The brain's reward system is triggered when a person uses an addictive drug. Often activating of this system with substances can lead to dependence. The brain reward system is usually sparked off when we engage in practices that are great for us. It is part and parcel of our natural capability to get used to and survive. So, the brain thinks that something significant for the survival is occurring every time something triggers this system. In that case, the brain rewards that activity by making one feel good.


For example, when we get thirsty, we drink water, which stimulates the reward system so we continue to repeat this action. Dependent substances hijack this system, leading to emotions of joy for activities that are really dangerous. The brain reward system is more strongly affected by addictive substances.


Dependency And The Biochemistry

A necessary role in the reward system is dopamine. Dopamine signals the limbic system and occurs naturally in the brain. When presented into the reward system, substances sometime ape dopamine or lead to an excessive production of it inside the brain.

Regular actions that trigger the brain reward system (eating, drinking, sex, music') don't rewire the brain for dependency because they release regular dopamine levels.

Substances that are addictive can produce more that 10 times dopamine, that the normal reward activities.

Dopamine is usually combined with floods neuroreceptors by drugs. The "high" that comes with substance abuse is the consequence. The human brain can't create regular dopamine levels normally after prolonged and constant substance abuse. The reward system becomes enslaved by the addictive substances.

This causes the brain to crave the substance in order to get dopamine back to normal levels. Users that find themselves in these situations have to use drugs in order to feel good.


Neurofeedback In Dependency

A method of addiction treatment getting popularity is neurofeedback. It is also referred to as (EEG)Electroencephalogram, Biofeedback. Neurofeedback is a brain coaching procedure that greatly aids the brain to adapt to perform better. Sensors are applied to the scalp by the person performing the therapy that monitor brain activity during this process. When the brain changes its own activities for the better and to more healthier routines, the administrator rewards it.

Neurofeedback supports to aim the essential effects that may be causing dependence, like

  • Being depressed
  • Being anxious
  • Being traumatized
  • Sleeplessness

For a lot of people, neurofeedback has been a successful treatment for addition by assisting the brain figure out how to function without drugs again.

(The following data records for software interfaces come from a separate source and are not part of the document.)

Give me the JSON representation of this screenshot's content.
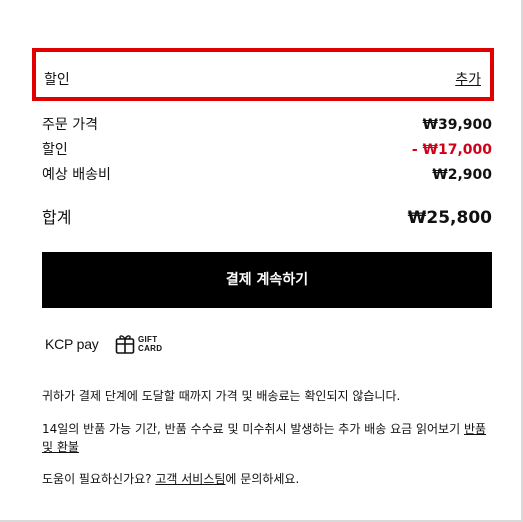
{
  "discount_section": {
    "label": "할인",
    "add_link": "추가"
  },
  "summary": {
    "order_price_label": "주문 가격",
    "order_price_value": "₩39,900",
    "discount_label": "할인",
    "discount_value": "- ₩17,000",
    "shipping_label": "예상 배송비",
    "shipping_value": "₩2,900"
  },
  "total": {
    "label": "합계",
    "value": "₩25,800"
  },
  "checkout_button": {
    "label": "결제 계속하기"
  },
  "payment_methods": {
    "kcp_logo_text": "KCP pay",
    "gift_card_line1": "GIFT",
    "gift_card_line2": "CARD"
  },
  "info": {
    "line1": "귀하가 결제 단계에 도달할 때까지 가격 및 배송료는 확인되지 않습니다.",
    "line2_text": "14일의 반품 가능 기간, 반품 수수료 및 미수취시 발생하는 추가 배송 요금 읽어보기 ",
    "line2_link": "반품 및 환불",
    "line3_before": "도움이 필요하신가요? ",
    "line3_link": "고객 서비스팀",
    "line3_after": "에 문의하세요."
  },
  "colors": {
    "highlight_border": "#e00000",
    "discount_value": "#d0021b",
    "button_background": "#000000",
    "button_text": "#ffffff"
  },
  "icons": {
    "gift_card": "gift-card-icon"
  }
}
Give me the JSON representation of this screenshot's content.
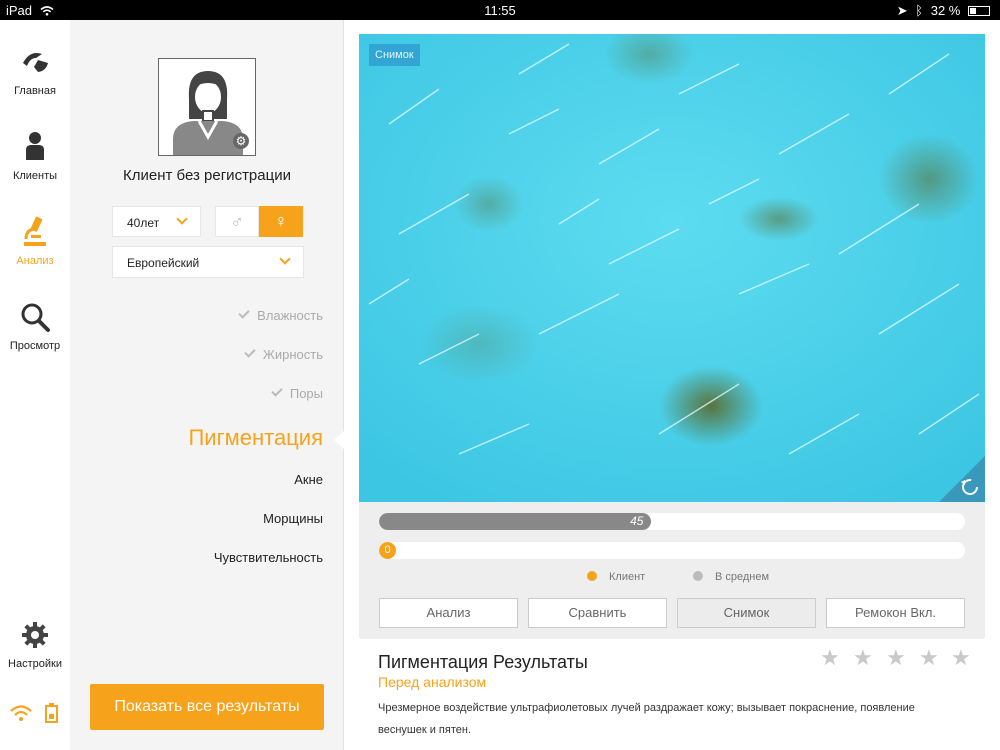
{
  "status": {
    "carrier": "iPad",
    "time": "11:55",
    "battery": "32 %"
  },
  "nav": {
    "items": [
      {
        "label": "Главная"
      },
      {
        "label": "Клиенты"
      },
      {
        "label": "Анализ"
      },
      {
        "label": "Просмотр"
      }
    ],
    "settings": "Настройки"
  },
  "client": {
    "name": "Клиент без регистрации",
    "age": "40лет",
    "ethnicity": "Европейский",
    "gender_male": "♂",
    "gender_female": "♀"
  },
  "categories": {
    "moisture": "Влажность",
    "oiliness": "Жирность",
    "pores": "Поры",
    "pigmentation": "Пигментация",
    "acne": "Акне",
    "wrinkles": "Морщины",
    "sensitivity": "Чувствительность"
  },
  "show_all": "Показать все результаты",
  "photo": {
    "tag": "Снимок"
  },
  "bars": {
    "average_value": "45",
    "average_fraction": 0.465,
    "client_value": "0"
  },
  "legend": {
    "client": "Клиент",
    "average": "В среднем"
  },
  "buttons": {
    "analyze": "Анализ",
    "compare": "Сравнить",
    "snapshot": "Снимок",
    "remocon": "Ремокон Вкл."
  },
  "result": {
    "title": "Пигментация Результаты",
    "subtitle": "Перед анализом",
    "description": "Чрезмерное воздействие ультрафиолетовых лучей раздражает кожу; вызывает покраснение, появление веснушек и пятен.",
    "stars": 0,
    "stars_max": 5
  },
  "colors": {
    "accent": "#f7a21b",
    "photo": "#49d4ea",
    "average_bar": "#888888"
  }
}
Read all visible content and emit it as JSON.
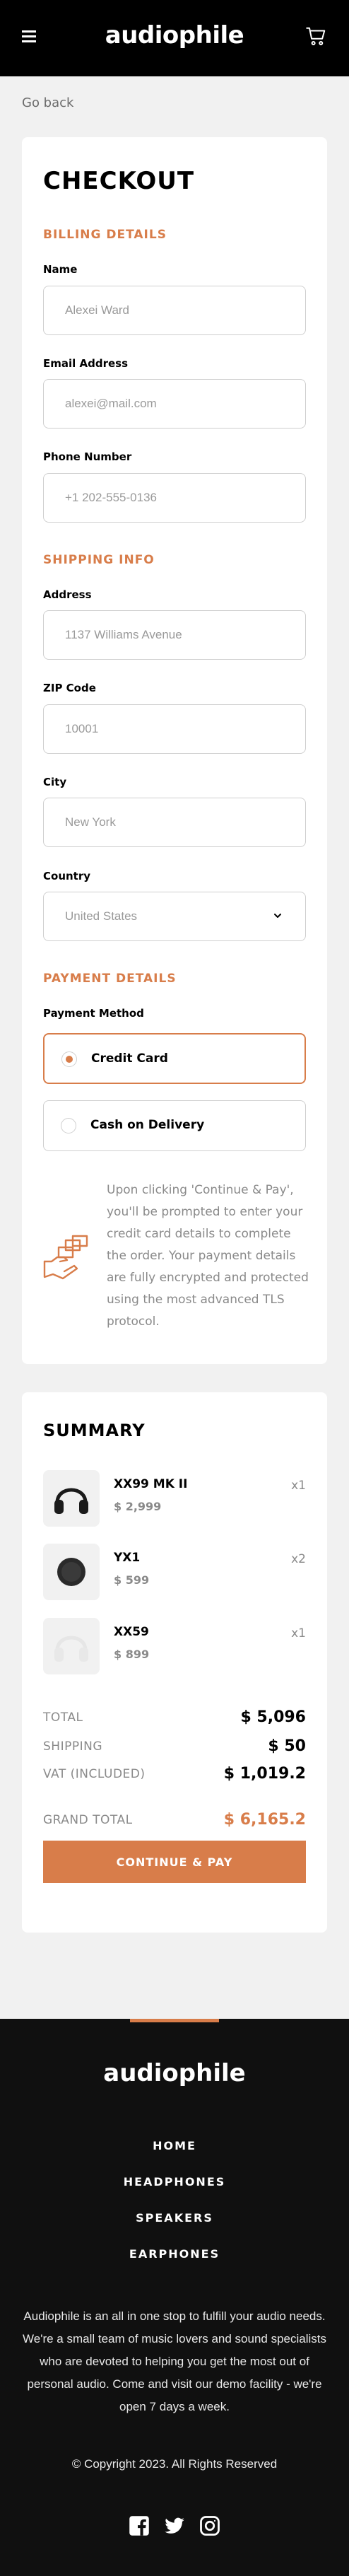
{
  "header": {
    "logo": "audiophile",
    "menu_icon": "hamburger-icon",
    "cart_icon": "cart-icon"
  },
  "go_back": "Go back",
  "checkout": {
    "title": "CHECKOUT",
    "billing": {
      "heading": "BILLING DETAILS",
      "name": {
        "label": "Name",
        "placeholder": "Alexei Ward"
      },
      "email": {
        "label": "Email Address",
        "placeholder": "alexei@mail.com"
      },
      "phone": {
        "label": "Phone Number",
        "placeholder": "+1 202-555-0136"
      }
    },
    "shipping": {
      "heading": "SHIPPING INFO",
      "address": {
        "label": "Address",
        "placeholder": "1137 Williams Avenue"
      },
      "zip": {
        "label": "ZIP Code",
        "placeholder": "10001"
      },
      "city": {
        "label": "City",
        "placeholder": "New York"
      },
      "country": {
        "label": "Country",
        "value": "United States"
      }
    },
    "payment": {
      "heading": "PAYMENT DETAILS",
      "method_label": "Payment Method",
      "options": [
        {
          "label": "Credit Card",
          "selected": true
        },
        {
          "label": "Cash on Delivery",
          "selected": false
        }
      ],
      "note": "Upon clicking 'Continue & Pay', you'll be prompted to enter your credit card details to complete the order. Your payment details are fully encrypted and protected using the most advanced TLS protocol."
    }
  },
  "summary": {
    "title": "SUMMARY",
    "items": [
      {
        "name": "XX99 MK II",
        "price": "$ 2,999",
        "qty": "x1"
      },
      {
        "name": "YX1",
        "price": "$ 599",
        "qty": "x2"
      },
      {
        "name": "XX59",
        "price": "$ 899",
        "qty": "x1"
      }
    ],
    "totals": [
      {
        "label": "TOTAL",
        "value": "$ 5,096"
      },
      {
        "label": "SHIPPING",
        "value": "$ 50"
      },
      {
        "label": "VAT (INCLUDED)",
        "value": "$ 1,019.2"
      }
    ],
    "grand_total": {
      "label": "GRAND TOTAL",
      "value": "$ 6,165.2"
    },
    "button": "CONTINUE & PAY"
  },
  "footer": {
    "logo": "audiophile",
    "nav": [
      "HOME",
      "HEADPHONES",
      "SPEAKERS",
      "EARPHONES"
    ],
    "description": "Audiophile is an all in one stop to fulfill your audio needs. We're a small team of music lovers and sound specialists who are devoted to helping you get the most out of personal audio. Come and visit our demo facility - we're open 7 days a week.",
    "copyright": "© Copyright 2023. All Rights Reserved",
    "social": [
      "facebook-icon",
      "twitter-icon",
      "instagram-icon"
    ]
  },
  "colors": {
    "accent": "#d87d4a",
    "dark": "#101010",
    "background": "#f1f1f1"
  }
}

Many therapy bases provide neurofeedback as a piece of a great recovery strategy. Find the perfect treatment centre for your needs by contacting us today on 0800 246 1509.